Music from the heart, a natural spontaneity
It is Wuji’s belief that music is a spiritual activity based on the combined creativity of the composer and performer, resulting in a serendipitous kind of aesthetics. Music score is only one of the means of communications, and is by no means a rigid medium. When to read from score and when to create freely is the highest attainment in artistic wisdom. As such, Wuji Ensemble never performs with a score on stage. Music score is supposed to be a medium for communication, and yet a lot of times it is in the way of communication. We should try to leave our comfort zone and rely on our senses, to relax and liberate ourselves in order to free up the fingers and train our ears to be more sensitive, so that the music can shoot directly to one’s heart.
In the east, music that breathes of life often comes from the heart as a natural spontaneity. It is full of possibility and versatility, as well as improvisatory. This strikes a stark contrast with the laboriously crafted and well sculptured concept in western creations. Both cultures are worthy of cross exploration and learning from each other. In order to rediscover and pass on the wisdom of our ancestors, we need to loosen up our musical writings to allow room for flexibility and improvisation, thus leading to unexpected outcome which will in turn kindle the musicians’ free spirit and creative potential, and ultimately envelope the audience with their taste, characteristics, music tension, imagination and creativity.

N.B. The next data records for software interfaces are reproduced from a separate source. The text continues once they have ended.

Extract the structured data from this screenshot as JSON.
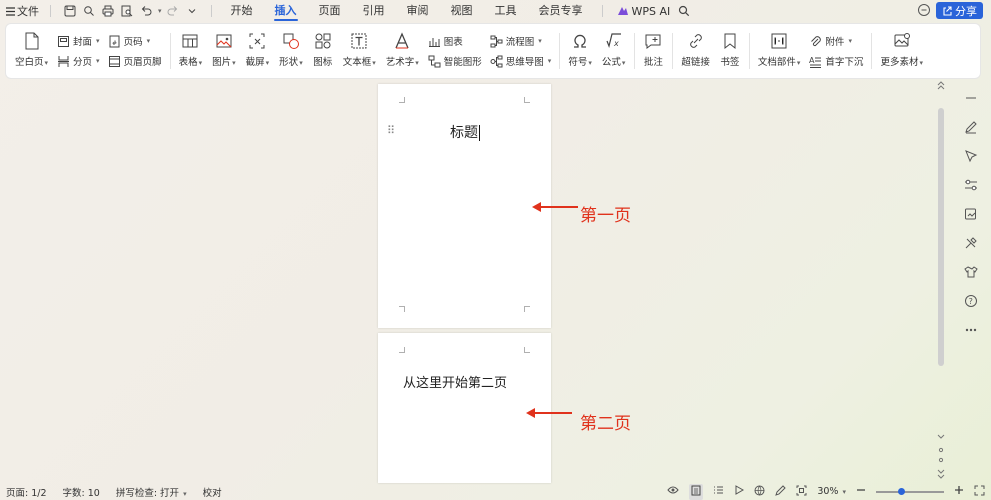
{
  "menubar": {
    "menu_icon": "hamburger-icon",
    "file_label": "文件",
    "tabs": [
      "开始",
      "插入",
      "页面",
      "引用",
      "审阅",
      "视图",
      "工具",
      "会员专享"
    ],
    "active_tab": "插入",
    "wps_ai_label": "WPS AI",
    "share_label": "分享"
  },
  "ribbon": {
    "blank_page": "空白页",
    "cover": "封面",
    "page_break": "分页",
    "page_number": "页码",
    "header_footer": "页眉页脚",
    "table": "表格",
    "picture": "图片",
    "screenshot": "截屏",
    "shape": "形状",
    "icons": "图标",
    "textbox": "文本框",
    "wordart": "艺术字",
    "chart": "图表",
    "smart_graphic": "智能图形",
    "flowchart": "流程图",
    "mindmap": "思维导图",
    "symbol": "符号",
    "formula": "公式",
    "comment": "批注",
    "hyperlink": "超链接",
    "bookmark": "书签",
    "doc_parts": "文档部件",
    "attachment": "附件",
    "drop_cap": "首字下沉",
    "more_materials": "更多素材"
  },
  "document": {
    "page1_text": "标题",
    "page2_text": "从这里开始第二页",
    "annotation_page1": "第一页",
    "annotation_page2": "第二页"
  },
  "status": {
    "page": "页面: 1/2",
    "word_count": "字数: 10",
    "spell_check": "拼写检查: 打开",
    "proofread": "校对",
    "zoom": "30%"
  },
  "colors": {
    "accent": "#2a64d9",
    "annotation": "#e0321c"
  }
}
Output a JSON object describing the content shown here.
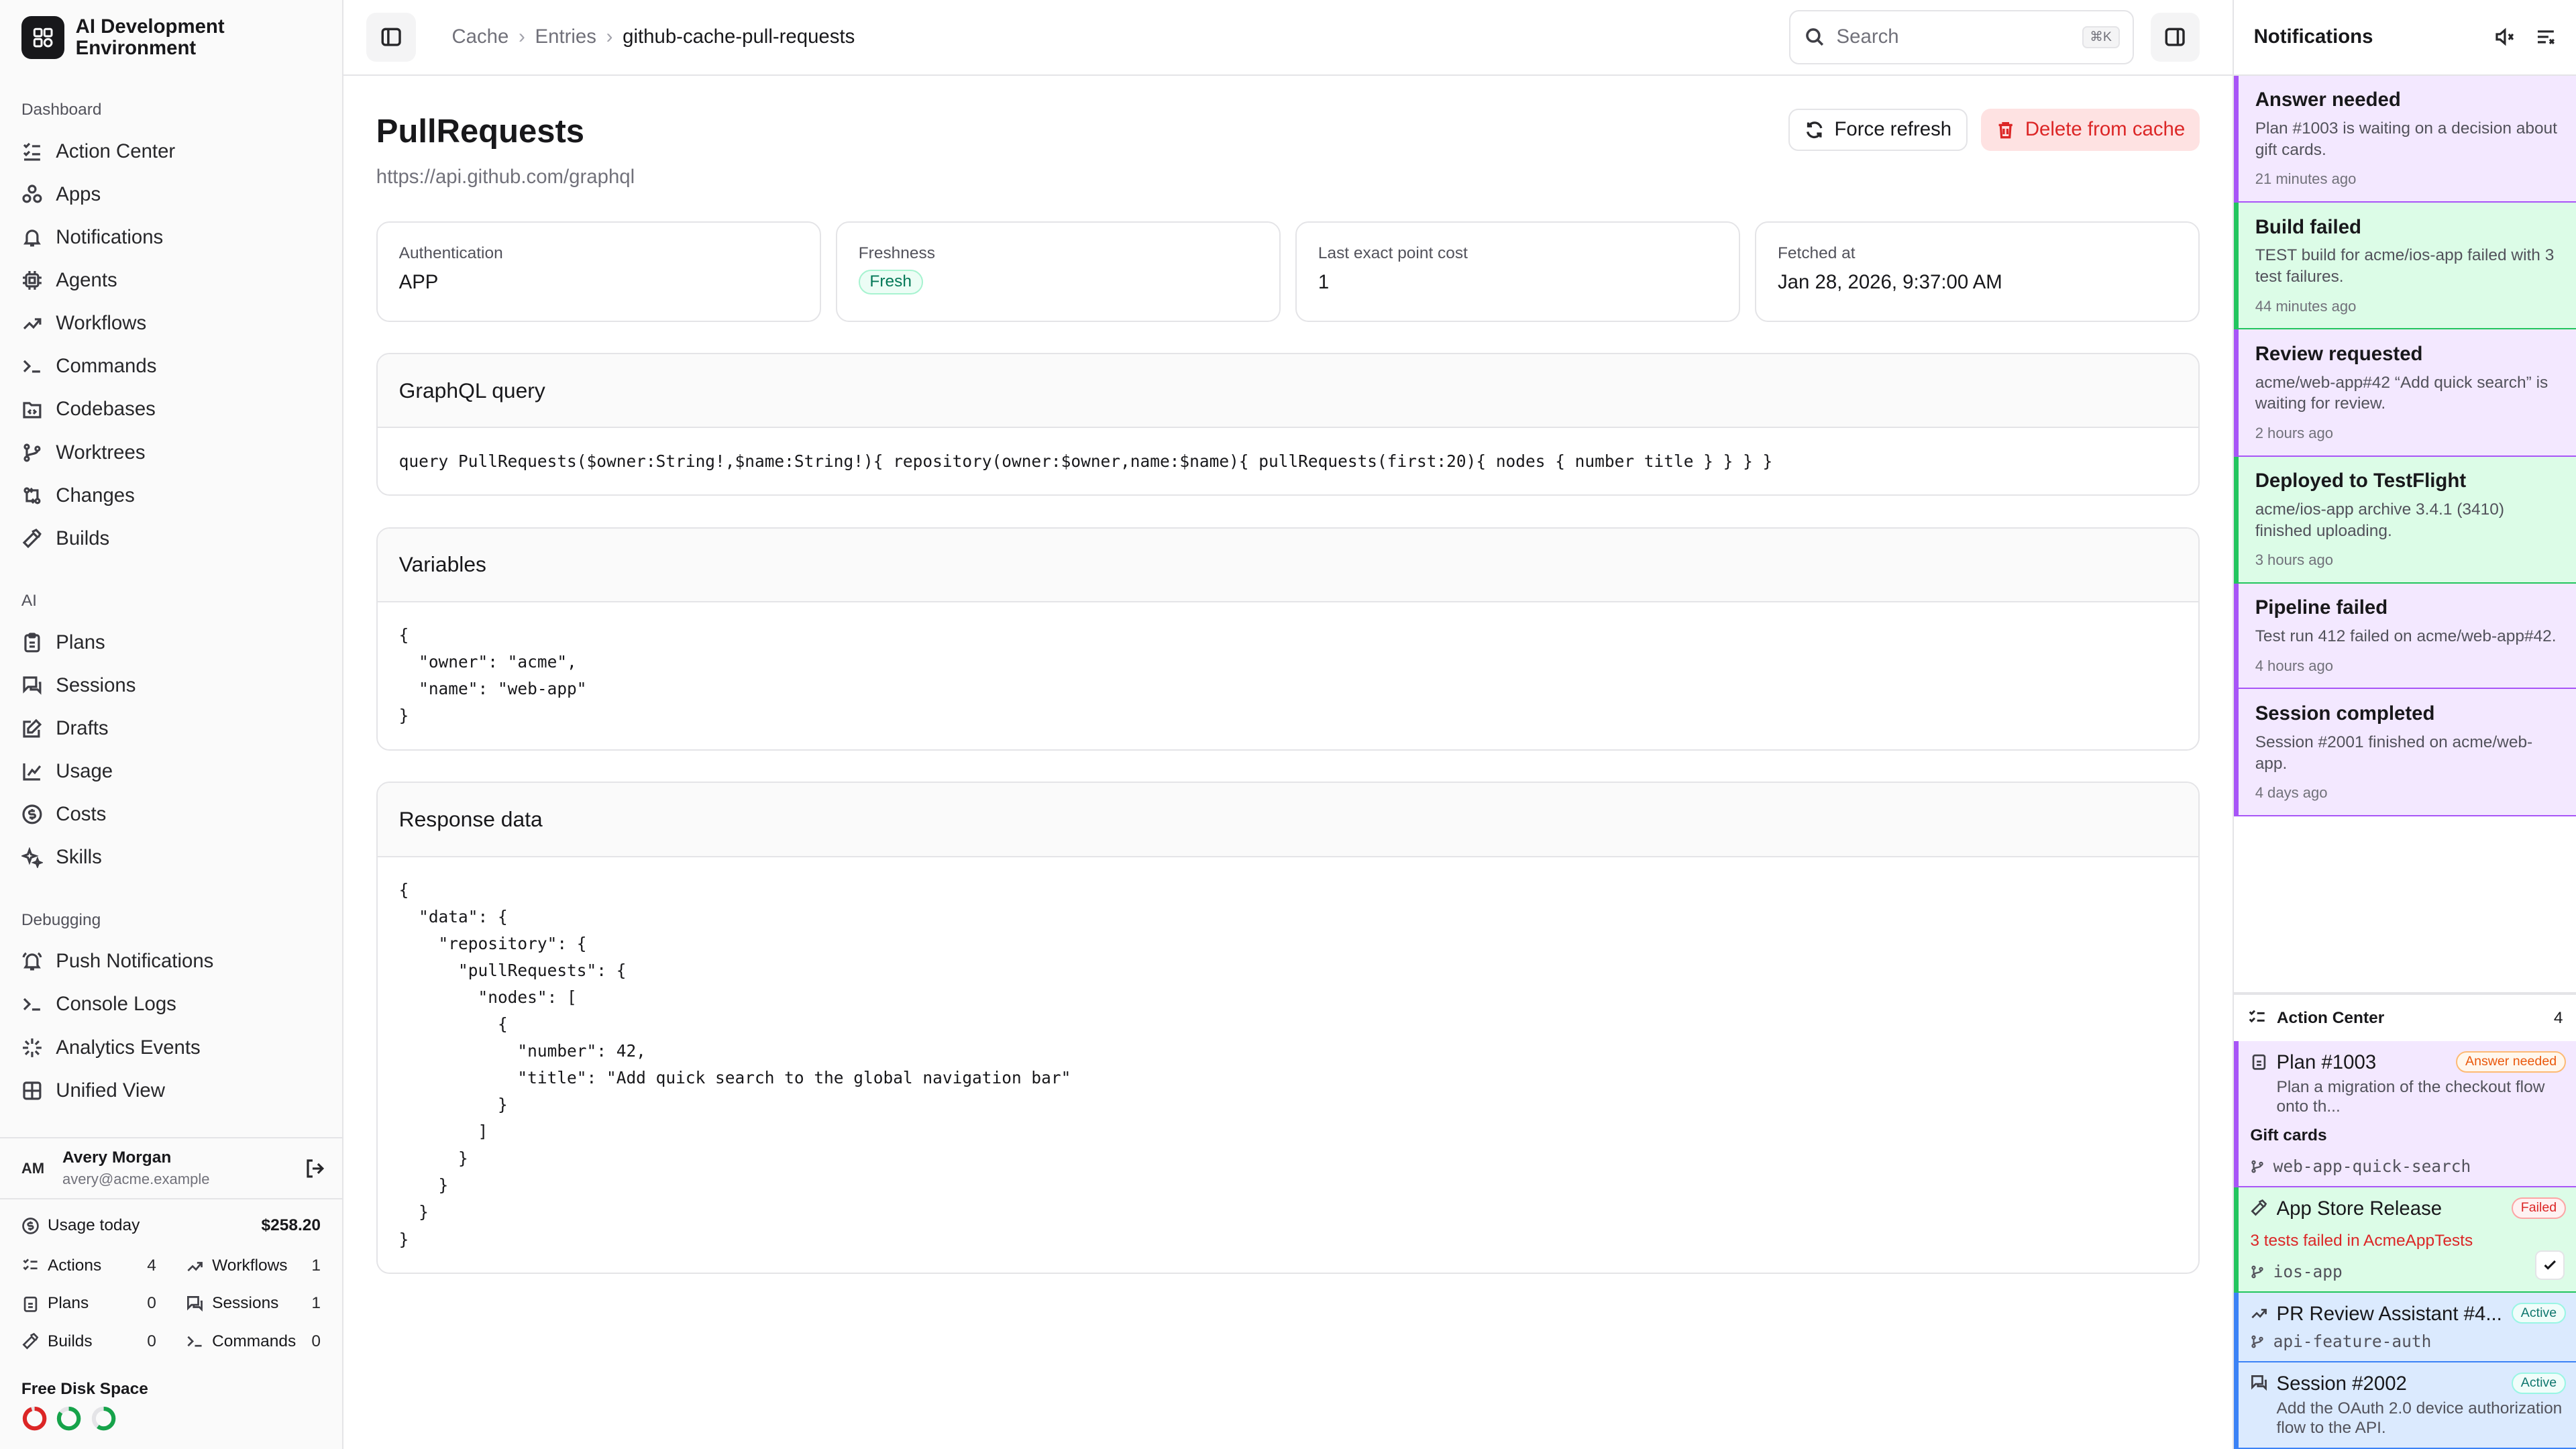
{
  "app": {
    "name": "AI Development Environment"
  },
  "sidebar": {
    "groups": [
      {
        "label": "Dashboard",
        "items": [
          "Action Center",
          "Apps",
          "Notifications",
          "Agents",
          "Workflows",
          "Commands",
          "Codebases",
          "Worktrees",
          "Changes",
          "Builds"
        ]
      },
      {
        "label": "AI",
        "items": [
          "Plans",
          "Sessions",
          "Drafts",
          "Usage",
          "Costs",
          "Skills"
        ]
      },
      {
        "label": "Debugging",
        "items": [
          "Push Notifications",
          "Console Logs",
          "Analytics Events",
          "Unified View"
        ]
      }
    ],
    "user": {
      "initials": "AM",
      "name": "Avery Morgan",
      "email": "avery@acme.example"
    },
    "usage": {
      "label": "Usage today",
      "amount": "$258.20",
      "stats": [
        {
          "label": "Actions",
          "value": "4"
        },
        {
          "label": "Workflows",
          "value": "1"
        },
        {
          "label": "Plans",
          "value": "0"
        },
        {
          "label": "Sessions",
          "value": "1"
        },
        {
          "label": "Builds",
          "value": "0"
        },
        {
          "label": "Commands",
          "value": "0"
        }
      ]
    },
    "disk": {
      "label": "Free Disk Space",
      "rings": [
        {
          "fraction": 0.95,
          "color": "#dc2626"
        },
        {
          "fraction": 0.85,
          "color": "#16a34a"
        },
        {
          "fraction": 0.6,
          "color": "#16a34a"
        }
      ]
    }
  },
  "topbar": {
    "breadcrumbs": [
      "Cache",
      "Entries",
      "github-cache-pull-requests"
    ],
    "search_placeholder": "Search",
    "search_shortcut": "⌘K"
  },
  "page": {
    "title": "PullRequests",
    "url": "https://api.github.com/graphql",
    "force_refresh": "Force refresh",
    "delete": "Delete from cache",
    "meta": {
      "auth_label": "Authentication",
      "auth_value": "APP",
      "fresh_label": "Freshness",
      "fresh_value": "Fresh",
      "cost_label": "Last exact point cost",
      "cost_value": "1",
      "fetched_label": "Fetched at",
      "fetched_value": "Jan 28, 2026, 9:37:00 AM"
    },
    "query_title": "GraphQL query",
    "query": "query PullRequests($owner:String!,$name:String!){ repository(owner:$owner,name:$name){ pullRequests(first:20){ nodes { number title } } } }",
    "variables_title": "Variables",
    "variables": "{\n  \"owner\": \"acme\",\n  \"name\": \"web-app\"\n}",
    "response_title": "Response data",
    "response": "{\n  \"data\": {\n    \"repository\": {\n      \"pullRequests\": {\n        \"nodes\": [\n          {\n            \"number\": 42,\n            \"title\": \"Add quick search to the global navigation bar\"\n          }\n        ]\n      }\n    }\n  }\n}"
  },
  "notifications": {
    "title": "Notifications",
    "items": [
      {
        "title": "Answer needed",
        "body": "Plan #1003 is waiting on a decision about gift cards.",
        "time": "21 minutes ago",
        "color": "#a855f7",
        "bg": "#f3e8ff"
      },
      {
        "title": "Build failed",
        "body": "TEST build for acme/ios-app failed with 3 test failures.",
        "time": "44 minutes ago",
        "color": "#22c55e",
        "bg": "#dcfce7"
      },
      {
        "title": "Review requested",
        "body": "acme/web-app#42 “Add quick search” is waiting for review.",
        "time": "2 hours ago",
        "color": "#a855f7",
        "bg": "#f3e8ff"
      },
      {
        "title": "Deployed to TestFlight",
        "body": "acme/ios-app archive 3.4.1 (3410) finished uploading.",
        "time": "3 hours ago",
        "color": "#22c55e",
        "bg": "#dcfce7"
      },
      {
        "title": "Pipeline failed",
        "body": "Test run 412 failed on acme/web-app#42.",
        "time": "4 hours ago",
        "color": "#a855f7",
        "bg": "#f3e8ff"
      },
      {
        "title": "Session completed",
        "body": "Session #2001 finished on acme/web-app.",
        "time": "4 days ago",
        "color": "#a855f7",
        "bg": "#f3e8ff"
      }
    ]
  },
  "action_center": {
    "title": "Action Center",
    "count": "4",
    "items": [
      {
        "title": "Plan #1003",
        "tag": "Answer needed",
        "desc": "Plan a migration of the checkout flow onto th...",
        "sub": "Gift cards",
        "branch": "web-app-quick-search"
      },
      {
        "title": "App Store Release",
        "tag": "Failed",
        "error": "3 tests failed in AcmeAppTests",
        "branch": "ios-app"
      },
      {
        "title": "PR Review Assistant #4...",
        "tag": "Active",
        "branch": "api-feature-auth"
      },
      {
        "title": "Session #2002",
        "tag": "Active",
        "desc": "Add the OAuth 2.0 device authorization flow to the API."
      }
    ]
  }
}
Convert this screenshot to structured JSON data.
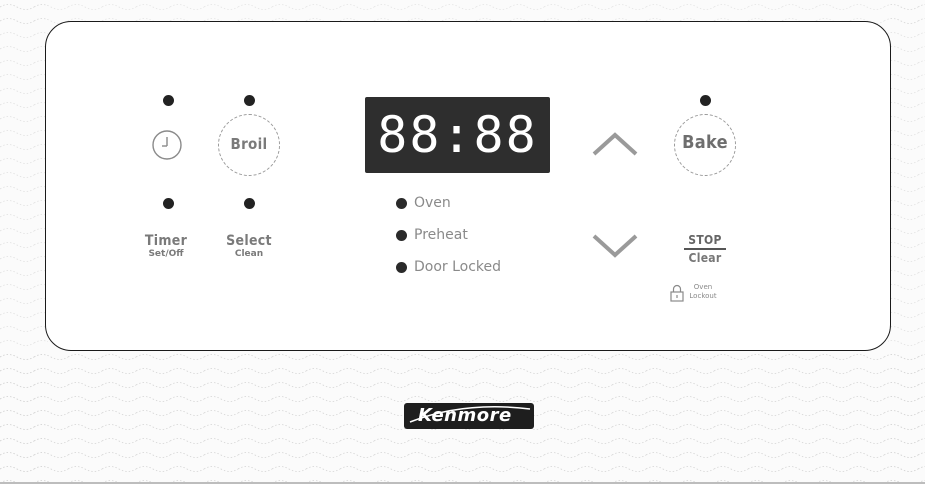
{
  "controls": {
    "timer_icon": "clock-icon",
    "broil_label": "Broil",
    "bake_label": "Bake",
    "timer_label": "Timer",
    "timer_sub": "Set/Off",
    "select_label": "Select",
    "select_sub": "Clean",
    "stop_label": "STOP",
    "clear_label": "Clear",
    "lock_icon": "padlock-icon",
    "lockout_line1": "Oven",
    "lockout_line2": "Lockout",
    "up_icon": "chevron-up-icon",
    "down_icon": "chevron-down-icon"
  },
  "display": {
    "digits": "88:88"
  },
  "indicators": [
    {
      "label": "Oven"
    },
    {
      "label": "Preheat"
    },
    {
      "label": "Door Locked"
    }
  ],
  "brand": {
    "name": "Kenmore"
  },
  "colors": {
    "display_bg": "#2e2e2e",
    "indicator_dot": "#222222",
    "label_text": "#7a7a7a",
    "panel_border": "#1a1a1a"
  }
}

With its distinctive artistic ideals, Wuji is a one-of-a-kind ensemble in Hong Kong that deserves acknowledgement and support. While its performances can be said to possess an “oriental aesthetics”, from another angle it can be said to represent a convergence of multiple cultures, meaning that it uses traditional oriental culture as a start, and morphs with contemporary artistic concepts and western theatrical thinking. Wuji’s creative realm is boundless and well supported by its team. It is a contemporary cultural phenomenon while at the same time a medium to pass on the traditional humanistic spirit. Wuji members are able to fully develop their creative talents in their interaction with each other, and thrive to display their boundless strength through the continuous practice of meditation.
1) The propagation of time (Soul)
2) The penetration of space (Ease)
3) Antagonistic relationship (Tension)
4) Converging colours (Fulfilment)
Divided into four sections, Impromptu unfolds through an improvisatory format and various combinations of instruments, which poses an interesting challenge for the performers. However, the musical structure stays clear, the narrative progresses unambiguously and the power of tension never wanes. Materials are borrowed from White Snow in Early Spring, a classic pipa work, to either establish contrast or harmony between Chinese and Western instruments. The idea is to let serendipity work its magic.
The programme does not represent the views of the Leisure and Cultural Services Department. The presenter reserves the right to vary the broadcast time of the programme.
Pipa: Lam Tsan-tong
Guzheng: Wan Xing
Yangqin: Bryan Lai
Clarinet/ Bass Clarinet: Linus Fung
Double Bass: Lui Ngao-yuen
Piano: Bowen Li
Percussion: Dean Li
Artistic Director/Composer: Law Wing-fai
Music Director: Wong Chi-ching
Director: Oliver Shing
Producer: RhapsoArts Management Ltd.